Get in touch: send your photos, videos, news & views by texting YORK to 80360 or send an email»
Mixed views on plan to raise alcohol price
9:03am Thursday 29th November 2012 in News
PUB landlords in York have spoken out about controversial Government plans to tackle drink-fuelled antisocial behaviour by imposing a minimum alcohol price.
The Home Office has launched a 10-week consultation on plans to introduce a minimum alcohol price of 45p per unit, raising the lowest price for a can of beer or cider to about £1.12, and for a bottle of wine to £4.40, in a bid to help reduce the levels of ill-health and crime related to alcohol.
Home Secretary Theresa May has outlined the package to “turn the tide” on a culture of irresponsible drinking estimated to cost the taxpayer £21 billion annually. The availability of cheap alcohol has been blamed for people binge-drinking before going out.
However, some York landlords have argued plans to increase the minimum price will make little difference to binge drinking or their trade.
Jason Hawkins, of the Three Tuns in Coppergate, said the plans would have little impact on the pub industry – despite a suggestion it could boost business – and felt it would not affect how much people drank.
“It will have no impact on the general pub industry as we charge significantly more than those prices due to the beer duty escalating. It’s supposed to curb binge drinking, but as it’s only 45p a unit it won’t. It’s a ridiculously low cost and makes it far too easily available for people to binge drink. It’s not what I class as responsible retailing.”
Paul Marshall, of the Waggon and Horses in Lawrence Street, said he did not think cost was the determining factor in binge drinking and questioned whether it would lead to further taxes on alcohol.
“There are other ways to tackle binge drinking. There are social issues around binge drinking, not pricing. This will just mean the poorer people will have to pay more for alcohol.”
However, Paul Watkinson, owner of the Black Horse in Wigginton and Cottage Inn in Haxby, said: “I’m hoping it does boost trade for pubs. It might stop young people from having alcohol before they come out – at the moment they are going and getting legless at home and not spending much in pubs. We pay a fortune for alcohol.”
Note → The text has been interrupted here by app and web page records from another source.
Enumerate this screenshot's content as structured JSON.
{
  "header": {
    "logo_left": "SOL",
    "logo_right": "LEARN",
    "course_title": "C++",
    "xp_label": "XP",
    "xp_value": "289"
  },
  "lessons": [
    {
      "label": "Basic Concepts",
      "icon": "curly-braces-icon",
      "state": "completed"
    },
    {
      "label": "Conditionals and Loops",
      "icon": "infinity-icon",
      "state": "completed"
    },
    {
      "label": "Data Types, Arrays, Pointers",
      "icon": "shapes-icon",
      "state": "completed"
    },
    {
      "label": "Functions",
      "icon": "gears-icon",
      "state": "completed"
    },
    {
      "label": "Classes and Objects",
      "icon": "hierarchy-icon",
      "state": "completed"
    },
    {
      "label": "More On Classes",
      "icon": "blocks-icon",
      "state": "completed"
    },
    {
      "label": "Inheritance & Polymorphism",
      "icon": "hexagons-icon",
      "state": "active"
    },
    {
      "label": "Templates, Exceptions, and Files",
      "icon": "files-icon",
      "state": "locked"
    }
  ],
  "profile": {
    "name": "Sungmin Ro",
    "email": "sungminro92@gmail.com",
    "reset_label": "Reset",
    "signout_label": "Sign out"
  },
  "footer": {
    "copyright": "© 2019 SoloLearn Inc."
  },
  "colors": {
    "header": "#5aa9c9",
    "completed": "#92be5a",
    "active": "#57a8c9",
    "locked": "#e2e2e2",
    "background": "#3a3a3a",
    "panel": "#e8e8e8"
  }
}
Officials said it was currently possible to buy a can of lager for as little as 20p, and a two-litre bottle of cider for £1.69.